Work to be completed> Go through the data below and return each line containing the word "icon".

Data for processing>
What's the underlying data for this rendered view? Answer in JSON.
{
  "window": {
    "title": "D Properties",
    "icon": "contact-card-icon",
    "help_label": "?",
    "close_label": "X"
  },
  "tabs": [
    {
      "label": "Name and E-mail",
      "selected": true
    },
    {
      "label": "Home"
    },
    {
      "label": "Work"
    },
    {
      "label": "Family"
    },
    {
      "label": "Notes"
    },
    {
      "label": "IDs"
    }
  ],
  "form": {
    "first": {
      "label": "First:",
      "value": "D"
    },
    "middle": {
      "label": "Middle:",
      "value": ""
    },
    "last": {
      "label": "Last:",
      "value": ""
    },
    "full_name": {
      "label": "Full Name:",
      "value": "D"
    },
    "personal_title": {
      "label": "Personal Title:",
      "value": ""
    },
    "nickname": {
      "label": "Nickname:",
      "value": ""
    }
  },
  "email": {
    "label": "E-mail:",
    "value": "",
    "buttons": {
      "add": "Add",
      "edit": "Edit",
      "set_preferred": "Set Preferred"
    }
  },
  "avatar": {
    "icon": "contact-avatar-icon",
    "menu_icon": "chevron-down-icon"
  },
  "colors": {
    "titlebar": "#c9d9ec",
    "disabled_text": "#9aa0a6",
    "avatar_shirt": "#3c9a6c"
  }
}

Exercise answer>
    "icon": "contact-card-icon",
    "icon": "contact-avatar-icon",
    "menu_icon": "chevron-down-icon"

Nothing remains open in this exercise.